I sat in on the Coffee Talk: Screenwriters Seminar at the Los Angeles Film Fest recently, featuring Josh Olson (A History of Violence), Diablo Cody (Jennifer’s Body), Christopher Marcus & Stephen McFeely (Captain America: The First Avenger) and Dustin Lance Black (Big Love) and found it to be an interesting discussion with moments of cynicism, smugness and hypocritical views on the Hollywood machine.
Our Captain America writers, Marcus and McFeely, met in grad school, answering phones to pay the rent and performing the standard low paying jobs we’ve all done, or are doing, while writing their first spec script about a talking dog. This landed them an agent which in turn lead them to writing The Chronicles of Narnia and then to Marvel Studios' latest.
About Captain America. From what I took away from the seminar, old fan favourite Bucky features in the film, this time, however, playing a larger, more equal role than he did in the comics, and Dum Dum Digan from the Sgt. Fury and S.H.I.E.L.D. series makes an appearance. Cap's origin remains true to the comics, their inspiration being largely derived from the Golden Age comics. Captain America does indeed get frozen and placed in suspended animation, thus thwarting the Red Skull's nefarious plot. It would have been nice for Prince Namor to make an appearance, if only to throw Captain America's icy prison into the sea when he's worshipped as a god by the eskimos.
I do have a few worries about the film. Although the film itself looks great and nails the look of the period perfectly, contemporary audiences might be a little too withdrawn from the setting to identify with the Captain. In addition (and this is a problem most comic adaptations face), with the origin of Captain America already well known, will the majority of the public be able to engage in a plot in which they already know the beginning, middle and end?
But, enough about Cap. Let's get to Diablo Cody.
Love or hate her, she pretty much laid it on the line that she prefers the indie world to mainstream studio projects and that, when working within the studio system, you can't be passionate about your project. The more passionate you get about a project, the more likely the suits won't like it. She likened the process as a guy chasing after a girl. You pursue a girl with your heart and good intentions, she ignores you. You ignore her like she doesn't exist, she comes after you with bated breath. I don't know, maybe she has something there. After all she was a stripper before she became a screenwriter.
She also pointed out that Hollywood is loaded with talented writers and that the town is full of parasitic vampires out looking for fresh blood to pounce on as soon as they smell the next big thing.
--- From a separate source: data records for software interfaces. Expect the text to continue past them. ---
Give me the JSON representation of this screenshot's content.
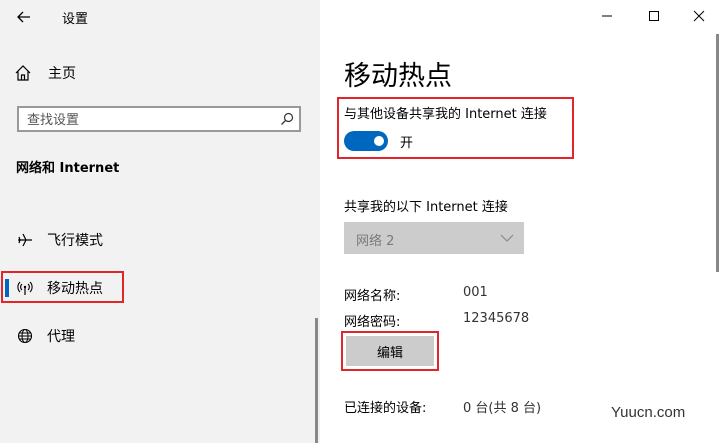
{
  "window": {
    "app_title": "设置",
    "controls": {
      "minimize": "minimize-icon",
      "maximize": "maximize-icon",
      "close": "close-icon"
    }
  },
  "sidebar": {
    "home_label": "主页",
    "search": {
      "placeholder": "查找设置",
      "value": ""
    },
    "section_title": "网络和 Internet",
    "items": [
      {
        "label": "飞行模式",
        "icon": "airplane-icon"
      },
      {
        "label": "移动热点",
        "icon": "hotspot-icon",
        "active": true
      },
      {
        "label": "代理",
        "icon": "globe-icon"
      }
    ]
  },
  "main": {
    "title": "移动热点",
    "share_label": "与其他设备共享我的 Internet 连接",
    "toggle_state": "开",
    "connection_label": "共享我的以下 Internet 连接",
    "connection_value": "网络 2",
    "network_name_label": "网络名称:",
    "network_name_value": "001",
    "network_password_label": "网络密码:",
    "network_password_value": "12345678",
    "edit_button": "编辑",
    "connected_label": "已连接的设备:",
    "connected_value": "0 台(共 8 台)"
  },
  "watermark": "Yuucn.com",
  "colors": {
    "accent": "#0067c0",
    "highlight": "#e0262a",
    "sidebar_bg": "#f2f2f2",
    "disabled_bg": "#cccccc"
  }
}
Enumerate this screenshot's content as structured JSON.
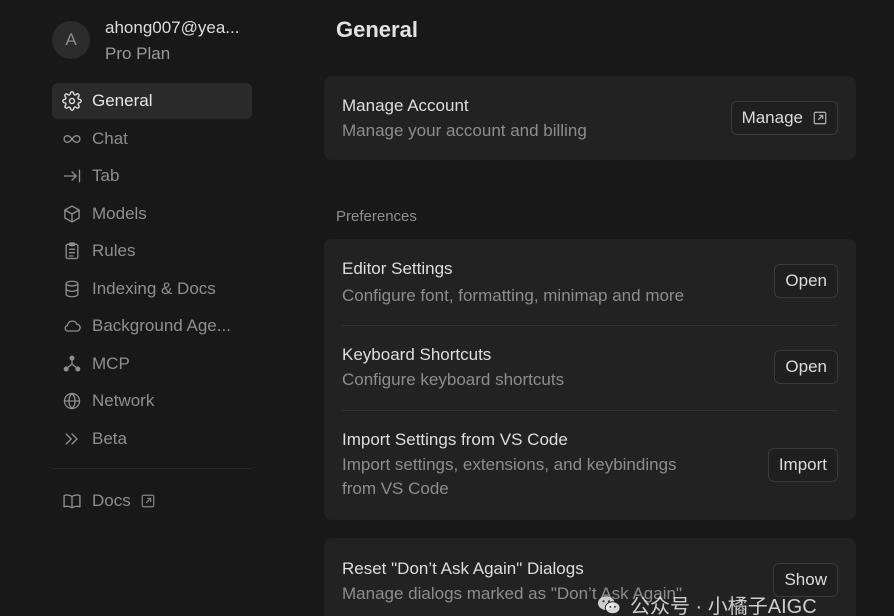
{
  "profile": {
    "avatar_letter": "A",
    "email": "ahong007@yea...",
    "plan": "Pro Plan"
  },
  "sidebar": {
    "items": [
      {
        "label": "General",
        "icon": "gear-icon",
        "active": true
      },
      {
        "label": "Chat",
        "icon": "infinity-icon"
      },
      {
        "label": "Tab",
        "icon": "tab-arrow-icon"
      },
      {
        "label": "Models",
        "icon": "cube-icon"
      },
      {
        "label": "Rules",
        "icon": "clipboard-icon"
      },
      {
        "label": "Indexing & Docs",
        "icon": "database-icon"
      },
      {
        "label": "Background Age...",
        "icon": "cloud-icon"
      },
      {
        "label": "MCP",
        "icon": "network-nodes-icon"
      },
      {
        "label": "Network",
        "icon": "globe-icon"
      },
      {
        "label": "Beta",
        "icon": "double-chevron-icon"
      }
    ],
    "docs_label": "Docs"
  },
  "main": {
    "title": "General",
    "account": {
      "title": "Manage Account",
      "description": "Manage your account and billing",
      "button": "Manage"
    },
    "preferences_label": "Preferences",
    "preferences": [
      {
        "title": "Editor Settings",
        "description": "Configure font, formatting, minimap and more",
        "button": "Open"
      },
      {
        "title": "Keyboard Shortcuts",
        "description": "Configure keyboard shortcuts",
        "button": "Open"
      },
      {
        "title": "Import Settings from VS Code",
        "description_line1": "Import settings, extensions, and keybindings",
        "description_line2": "from VS Code",
        "button": "Import"
      }
    ],
    "dialogs": {
      "title": "Reset \"Don’t Ask Again\" Dialogs",
      "description": "Manage dialogs marked as \"Don’t Ask Again\"",
      "button": "Show"
    }
  },
  "watermark": "公众号 · 小橘子AIGC"
}
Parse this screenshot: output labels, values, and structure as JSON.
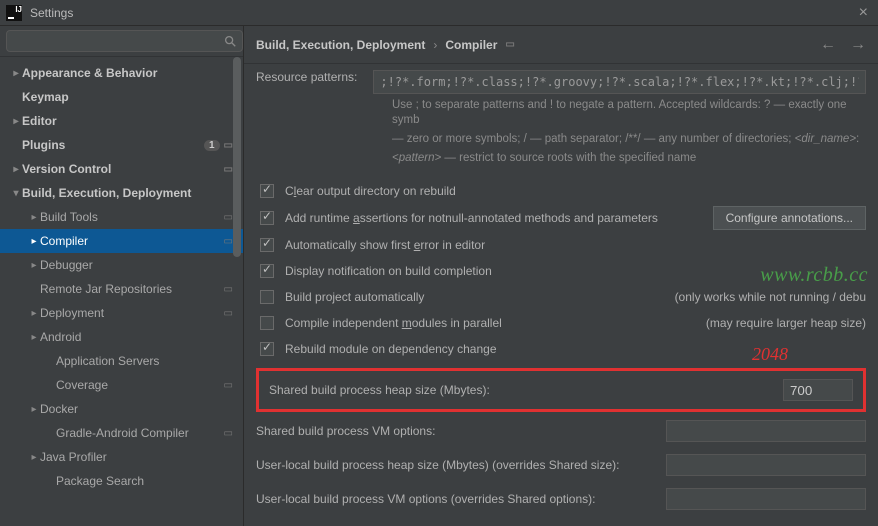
{
  "window": {
    "title": "Settings"
  },
  "search": {
    "placeholder": ""
  },
  "sidebar": {
    "items": [
      {
        "label": "Appearance & Behavior",
        "level": 1,
        "expand": "closed",
        "top": true
      },
      {
        "label": "Keymap",
        "level": 1,
        "expand": "none",
        "top": true
      },
      {
        "label": "Editor",
        "level": 1,
        "expand": "closed",
        "top": true
      },
      {
        "label": "Plugins",
        "level": 1,
        "expand": "none",
        "top": true,
        "badge": "1",
        "sep": true
      },
      {
        "label": "Version Control",
        "level": 1,
        "expand": "closed",
        "top": true,
        "sep": true
      },
      {
        "label": "Build, Execution, Deployment",
        "level": 1,
        "expand": "open",
        "top": true
      },
      {
        "label": "Build Tools",
        "level": 2,
        "expand": "closed",
        "sep": true
      },
      {
        "label": "Compiler",
        "level": 2,
        "expand": "closed",
        "sep": true,
        "selected": true
      },
      {
        "label": "Debugger",
        "level": 2,
        "expand": "closed"
      },
      {
        "label": "Remote Jar Repositories",
        "level": 2,
        "expand": "none",
        "sep": true
      },
      {
        "label": "Deployment",
        "level": 2,
        "expand": "closed",
        "sep": true
      },
      {
        "label": "Android",
        "level": 2,
        "expand": "closed"
      },
      {
        "label": "Application Servers",
        "level": 3,
        "expand": "none"
      },
      {
        "label": "Coverage",
        "level": 3,
        "expand": "none",
        "sep": true
      },
      {
        "label": "Docker",
        "level": 2,
        "expand": "closed"
      },
      {
        "label": "Gradle-Android Compiler",
        "level": 3,
        "expand": "none",
        "sep": true
      },
      {
        "label": "Java Profiler",
        "level": 2,
        "expand": "closed"
      },
      {
        "label": "Package Search",
        "level": 3,
        "expand": "none"
      }
    ]
  },
  "crumbs": {
    "a": "Build, Execution, Deployment",
    "b": "Compiler"
  },
  "resource": {
    "label": "Resource patterns:",
    "value": ";!?*.form;!?*.class;!?*.groovy;!?*.scala;!?*.flex;!?*.kt;!?*.clj;!?*.a",
    "hint1": "Use ; to separate patterns and ! to negate a pattern. Accepted wildcards: ? — exactly one symb",
    "hint2": "— zero or more symbols; / — path separator; /**/ — any number of directories; <dir_name>:",
    "hint3": "<pattern> — restrict to source roots with the specified name"
  },
  "opts": {
    "clear": {
      "label": "Clear output directory on rebuild",
      "checked": true
    },
    "asserts": {
      "label": "Add runtime assertions for notnull-annotated methods and parameters",
      "checked": true,
      "btn": "Configure annotations..."
    },
    "firsterr": {
      "label": "Automatically show first error in editor",
      "checked": true
    },
    "notify": {
      "label": "Display notification on build completion",
      "checked": true
    },
    "auto": {
      "label": "Build project automatically",
      "checked": false,
      "note": "(only works while not running / debu"
    },
    "parallel": {
      "label": "Compile independent modules in parallel",
      "checked": false,
      "note": "(may require larger heap size)"
    },
    "depchange": {
      "label": "Rebuild module on dependency change",
      "checked": true
    }
  },
  "fields": {
    "heap": {
      "label": "Shared build process heap size (Mbytes):",
      "value": "700"
    },
    "vm": {
      "label": "Shared build process VM options:",
      "value": ""
    },
    "uheap": {
      "label": "User-local build process heap size (Mbytes) (overrides Shared size):",
      "value": ""
    },
    "uvm": {
      "label": "User-local build process VM options (overrides Shared options):",
      "value": ""
    }
  },
  "annot": {
    "value": "2048"
  },
  "watermark": "www.rcbb.cc"
}
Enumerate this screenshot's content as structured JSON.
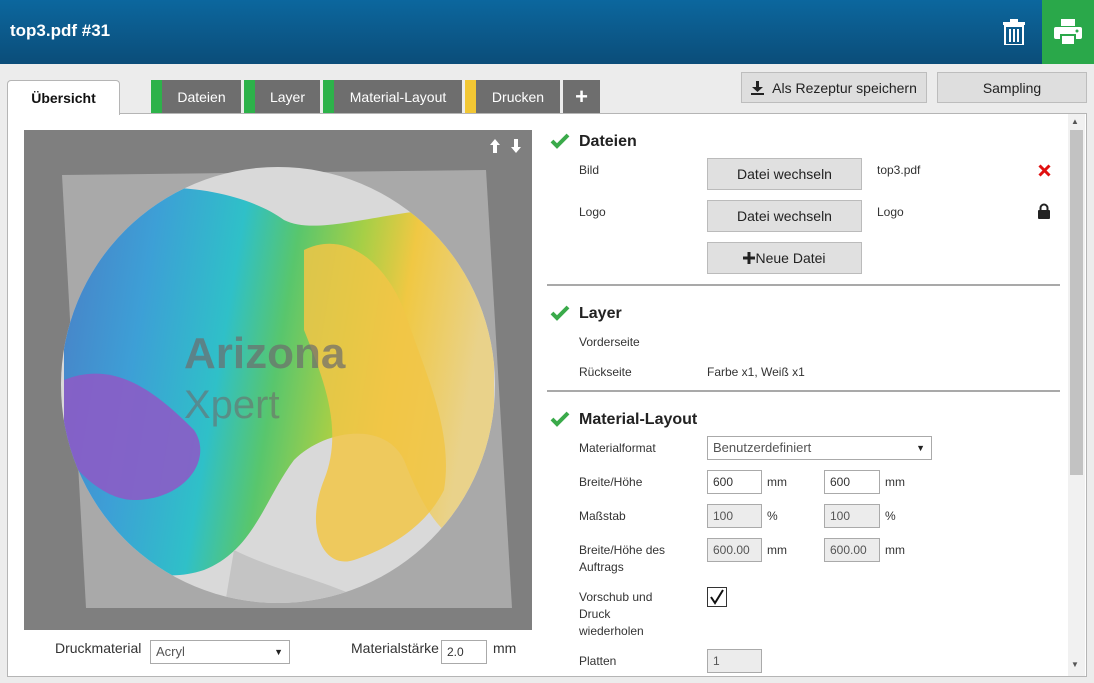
{
  "app": {
    "title": "top3.pdf #31"
  },
  "header": {
    "trash_icon": "trash-icon",
    "print_icon": "printer-icon"
  },
  "tabs": [
    {
      "label": "Übersicht",
      "active": true
    },
    {
      "label": "Dateien",
      "accent": "#2db24a"
    },
    {
      "label": "Layer",
      "accent": "#2db24a"
    },
    {
      "label": "Material-Layout",
      "accent": "#2db24a"
    },
    {
      "label": "Drucken",
      "accent": "#f2c734"
    },
    {
      "label": "+"
    }
  ],
  "actions": {
    "save_recipe": "Als Rezeptur speichern",
    "sampling": "Sampling"
  },
  "preview": {
    "brand_line1": "Arizona",
    "brand_line2": "Xpert",
    "material_label": "Druckmaterial",
    "material_value": "Acryl",
    "thickness_label": "Materialstärke",
    "thickness_value": "2.0",
    "thickness_unit": "mm"
  },
  "dateien": {
    "title": "Dateien",
    "bild_label": "Bild",
    "bild_button": "Datei wechseln",
    "bild_file": "top3.pdf",
    "logo_label": "Logo",
    "logo_button": "Datei wechseln",
    "logo_file": "Logo",
    "new_file_button": "Neue Datei"
  },
  "layer": {
    "title": "Layer",
    "front_label": "Vorderseite",
    "front_value": "",
    "back_label": "Rückseite",
    "back_value": "Farbe x1, Weiß x1"
  },
  "material_layout": {
    "title": "Material-Layout",
    "format_label": "Materialformat",
    "format_value": "Benutzerdefiniert",
    "size_label": "Breite/Höhe",
    "width": "600",
    "height": "600",
    "unit_mm": "mm",
    "scale_label": "Maßstab",
    "scale_x": "100",
    "scale_y": "100",
    "unit_pct": "%",
    "job_size_label": "Breite/Höhe des Auftrags",
    "job_width": "600.00",
    "job_height": "600.00",
    "repeat_label": "Vorschub und Druck wiederholen",
    "repeat_checked": true,
    "plates_label": "Platten",
    "plates_value": "1"
  }
}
She's finished Young Adult, starring Charleze Theron and directed by Charlie Kaufman (BEING JOHN MALKOVICH), about a woman who comes back to her old town to try and get her ex-boyfriend back; the only problem is that said ex-boyfriend has moved on and is happily married. Cody's upcoming projects include an updated feature-length version of the Sweet Valley High (that'll be interesting) followed by a biopic about singer Brian Wilson of The Beach Boys, and she most recently landed co-writing duties on the Evil Dead remake for Sam Raimi's Ghost House Pictures.
Dustin Lance Black was the least pretentious of the bunch. He's basically just happy to be writing and encouraged writers in a pitch meeting to let them know what you can bring to the project. The studio suits have heard the same stories a million times. You have to tell them why you're the best writer to tell this story.
Starting out in documentaries, Black moved into reality TV where he found it to be a soul sucking business. Black continued to write spec scripts which got him on Big Love, Milk and the J. Edgar biopic. When on hiatus from the last project or series he's finished with, he keeps writing spec scripts. Some good advice for you wordsmiths out there; a writer writes and write what you enjoy!